Saturday, August 3, 2013

I've got a frickin' hole in my head, er - paddle.

Yes, you guys are right - and thanks so much for the comments.  I've always been a firm believer in the right tool for the right job.  You really can't make these paddles without all of that wood working equipment.  And, yup, it's like anything...if you have the experience in the craft then you can make the difficult easier.  And working with woods for over 30 years qualifies as that for sure.  Let alone a studio full of woodworking equipment.

Sometimes I see teachers who try to instruct their students with shoddy equipment and it makes me crazy.  If they're new to whatever the craft is you can just see the frustration written all over their faces.  Basically, they're not only fighting to learn the process but they're fighting the equipment right along with it.   It's an insanity.  One class I used to attend for fun I watched a very decent metalsmithing teacher telling her students how easy it was to solder with a plumbers torch.  Uh, sure - maybe for an experienced artist who solders a lot it might be.  And certainly it wouldn't be used for a delicate seam or something with multiple soldering jobs but the poor students were trying to do just that and they were ready to give up on making jewelry.  Not fair.  If she'd of just explained the limitations of working with that type of torch - or maybe added a butane or duel fuel torch so they could see and try the difference but she wasn't about to do that.  Like I said - an insanity - - - - almost like withholding information so you can cripple your possible competition.  So not nice.

I digress - sorry about the tangent. 

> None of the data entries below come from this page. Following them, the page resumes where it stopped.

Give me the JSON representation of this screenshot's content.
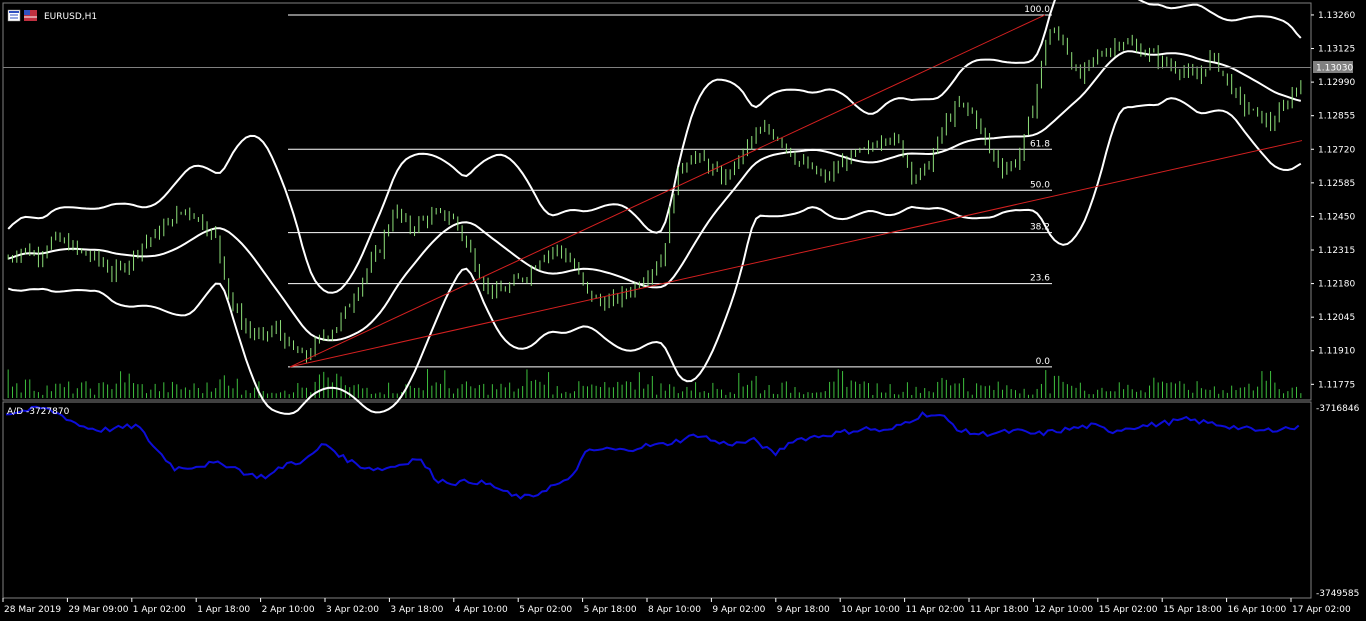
{
  "main_chart": {
    "symbol_label": "EURUSD,H1",
    "current_price": "1.13030",
    "price_ticks": [
      "1.13260",
      "1.13125",
      "1.12990",
      "1.12855",
      "1.12720",
      "1.12585",
      "1.12450",
      "1.12315",
      "1.12180",
      "1.12045",
      "1.11910",
      "1.11775"
    ],
    "fib_levels": [
      {
        "label": "100.0",
        "price": 1.1326
      },
      {
        "label": "61.8",
        "price": 1.1272
      },
      {
        "label": "50.0",
        "price": 1.12555
      },
      {
        "label": "38.2",
        "price": 1.12385
      },
      {
        "label": "23.6",
        "price": 1.1218
      },
      {
        "label": "0.0",
        "price": 1.11845
      }
    ],
    "price_range": [
      1.1172,
      1.133
    ]
  },
  "indicator": {
    "label": "A/D -3727870",
    "max_label": "-3716846",
    "min_label": "-3749585"
  },
  "time_axis": {
    "labels": [
      "28 Mar 2019",
      "29 Mar 09:00",
      "1 Apr 02:00",
      "1 Apr 18:00",
      "2 Apr 10:00",
      "3 Apr 02:00",
      "3 Apr 18:00",
      "4 Apr 10:00",
      "5 Apr 02:00",
      "5 Apr 18:00",
      "8 Apr 10:00",
      "9 Apr 02:00",
      "9 Apr 18:00",
      "10 Apr 10:00",
      "11 Apr 02:00",
      "11 Apr 18:00",
      "12 Apr 10:00",
      "15 Apr 02:00",
      "15 Apr 18:00",
      "16 Apr 10:00",
      "17 Apr 02:00"
    ]
  },
  "colors": {
    "background": "#000000",
    "candles": "#8ee07a",
    "bands": "#ffffff",
    "trendlines": "#d42020",
    "fib": "#ffffff",
    "volume": "#3ec03e",
    "ad_line": "#0d0dd8",
    "grid": "#808080"
  },
  "chart_data": [
    {
      "type": "line",
      "title": "",
      "series": [
        {
          "name": "EURUSD,H1",
          "values": [
            1.1228,
            1.1232,
            1.1229,
            1.1236,
            1.1234,
            1.123,
            1.1228,
            1.1222,
            1.1226,
            1.1234,
            1.1238,
            1.1244,
            1.1248,
            1.1243,
            1.1236,
            1.121,
            1.12,
            1.1196,
            1.12,
            1.1192,
            1.1188,
            1.1196,
            1.12,
            1.121,
            1.1222,
            1.1232,
            1.1248,
            1.124,
            1.1244,
            1.1246,
            1.1244,
            1.1232,
            1.1218,
            1.1214,
            1.1218,
            1.1222,
            1.123,
            1.1232,
            1.1226,
            1.1214,
            1.121,
            1.1212,
            1.1216,
            1.1222,
            1.1228,
            1.1262,
            1.127,
            1.1266,
            1.126,
            1.1266,
            1.1276,
            1.128,
            1.1276,
            1.1268,
            1.1264,
            1.126,
            1.1266,
            1.127,
            1.1272,
            1.1278,
            1.1274,
            1.126,
            1.1266,
            1.1282,
            1.129,
            1.1286,
            1.1272,
            1.1264,
            1.1268,
            1.129,
            1.132,
            1.1316,
            1.13,
            1.1308,
            1.1312,
            1.1316,
            1.1312,
            1.131,
            1.1306,
            1.1304,
            1.13,
            1.131,
            1.13,
            1.129,
            1.1286,
            1.1282,
            1.129,
            1.13
          ]
        }
      ],
      "ylim": [
        1.1172,
        1.133
      ]
    },
    {
      "type": "line",
      "title": "",
      "series": [
        {
          "name": "A/D",
          "values": [
            -3718500,
            -3718000,
            -3717500,
            -3718800,
            -3720600,
            -3721300,
            -3721000,
            -3720500,
            -3724500,
            -3727800,
            -3727500,
            -3727000,
            -3727300,
            -3729000,
            -3729200,
            -3727000,
            -3726500,
            -3723500,
            -3726000,
            -3727500,
            -3728000,
            -3727200,
            -3726000,
            -3729800,
            -3730300,
            -3730000,
            -3730800,
            -3732500,
            -3732800,
            -3731000,
            -3730000,
            -3725000,
            -3724500,
            -3724800,
            -3724000,
            -3723800,
            -3723000,
            -3722000,
            -3723500,
            -3723600,
            -3723000,
            -3725500,
            -3723000,
            -3722500,
            -3722000,
            -3721500,
            -3721000,
            -3721600,
            -3720000,
            -3718500,
            -3719000,
            -3721500,
            -3722000,
            -3721700,
            -3721500,
            -3722000,
            -3721500,
            -3721000,
            -3720500,
            -3721500,
            -3720800,
            -3720500,
            -3720000,
            -3719500,
            -3720000,
            -3720500,
            -3721000,
            -3721500,
            -3721000,
            -3720900
          ]
        }
      ],
      "ylim": [
        -3749585,
        -3716846
      ]
    }
  ]
}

Here's the next steps on the Viking Knit paddles...holes, holes, holes.  LOL.  As you can see from the photos there are eight of them and each hole is new set up with the press...not hard, more like time consuming.  After this I will side sand the paddles (you turn the band saw into a tall sander by replacing the blade with a 1"X 80" sanding belt).  After that - rout them and flat sand them - then change the drill press into a flap sander so you can go around what was routed in the grip and make sure it's "soft" edged for the handle.

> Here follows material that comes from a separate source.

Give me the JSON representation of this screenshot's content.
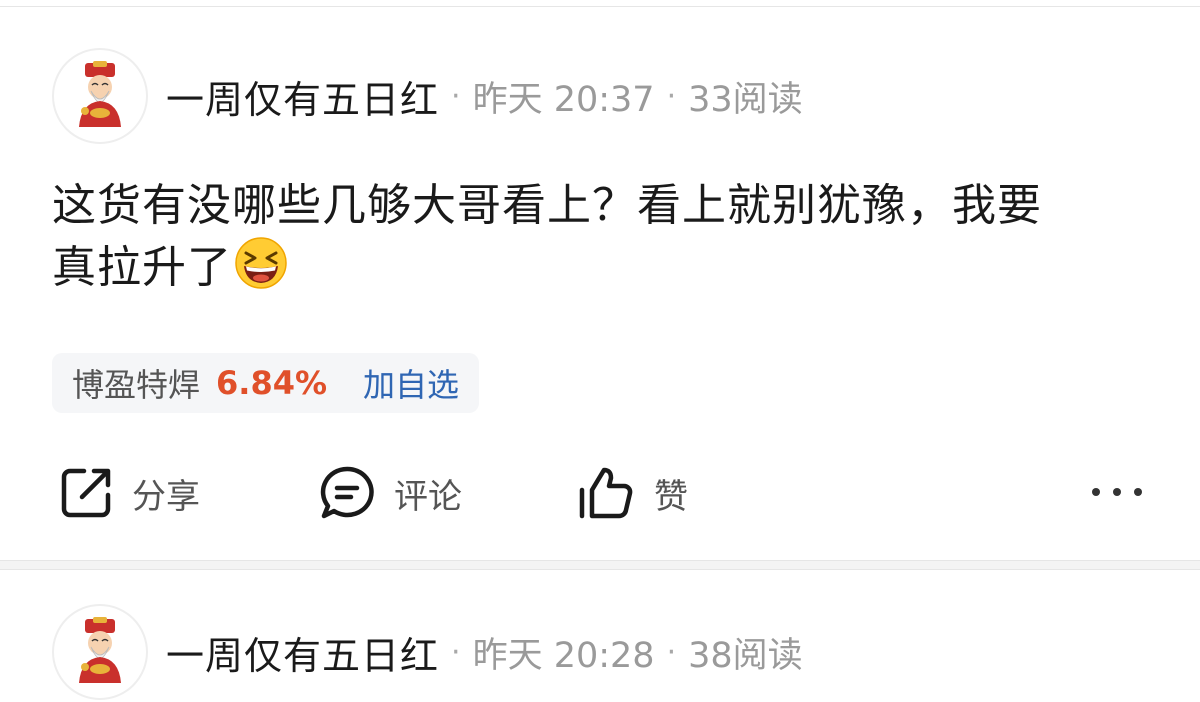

"I follow you out to the studio and then I wait - can we go yet, can we go yet?  Hello....."

Yeah, I know lots of steps but so worth the process.  Thanks Maple Girl (Andrea) - I'm glad you like yours.  So many teachers use them - Diane Cook at Art Unraveled and Diana Frey.  Robin Koza down in Indiana - and Cahootz (who sells great Viking Knit caps).  I'm grateful so many artists like them too.

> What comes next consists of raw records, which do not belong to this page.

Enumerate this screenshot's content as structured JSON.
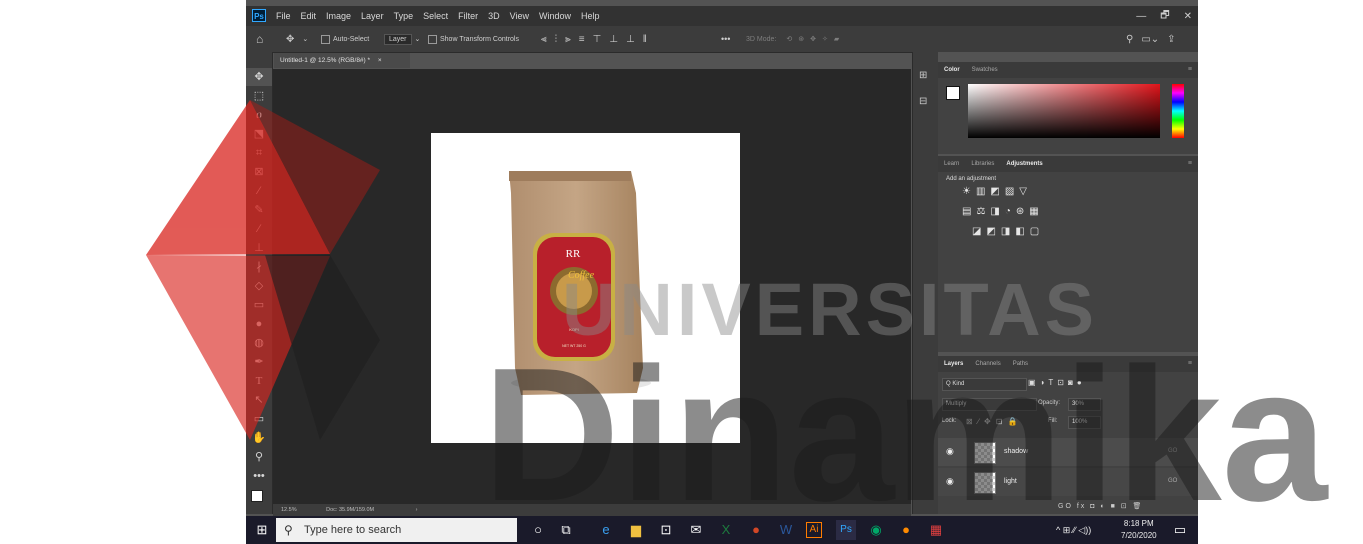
{
  "app": {
    "logo": "Ps"
  },
  "menu": [
    "File",
    "Edit",
    "Image",
    "Layer",
    "Type",
    "Select",
    "Filter",
    "3D",
    "View",
    "Window",
    "Help"
  ],
  "window_controls": [
    "—",
    "🗗",
    "✕"
  ],
  "options": {
    "auto_select_label": "Auto-Select",
    "auto_select_value": "Layer",
    "show_transform_label": "Show Transform Controls",
    "more": "•••",
    "mode_3d": "3D Mode:"
  },
  "document": {
    "tab_title": "Untitled-1 @ 12.5% (RGB/8#) *",
    "close": "×",
    "status_zoom": "12.5%",
    "status_doc": "Doc: 35.9M/159.0M",
    "status_arrow": "›"
  },
  "product": {
    "logo_mark": "RR",
    "brand_script": "Coffee",
    "small_text": "KOPI",
    "footer_text": "NET WT 250 G"
  },
  "color_panel": {
    "tabs": [
      "Color",
      "Swatches"
    ],
    "active": 0
  },
  "adjust_panel": {
    "tabs": [
      "Learn",
      "Libraries",
      "Adjustments"
    ],
    "active": 2,
    "hint": "Add an adjustment"
  },
  "layers_panel": {
    "tabs": [
      "Layers",
      "Channels",
      "Paths"
    ],
    "active": 0,
    "filter": "Q Kind",
    "blend_mode": "Multiply",
    "opacity_label": "Opacity:",
    "opacity_value": "30%",
    "lock_label": "Lock:",
    "fill_label": "Fill:",
    "fill_value": "100%",
    "layers": [
      {
        "name": "shadow",
        "link": "GO"
      },
      {
        "name": "light",
        "link": "GO"
      }
    ],
    "footer_icons": "GO  fx  ◘  ◐  ■  ⊡  🗑"
  },
  "taskbar": {
    "search_placeholder": "Type here to search",
    "time": "8:18 PM",
    "date": "7/20/2020",
    "tray": "^  ⊞  ∕∕  ◁))"
  },
  "watermark": {
    "line1": "UNIVERSITAS",
    "line2": "Dinamika",
    "colors": {
      "red": "#d9241e",
      "black": "#1c1c1c",
      "gray": "#7a7a7a"
    }
  }
}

rosebud101 said...

:) Hi, Sharon!!!!

Lela said...

I think doing that wire weaving prior to the pulling would drive me nuts (ok, more nuts.) ;)

What a process!

Patty said...

Great idea!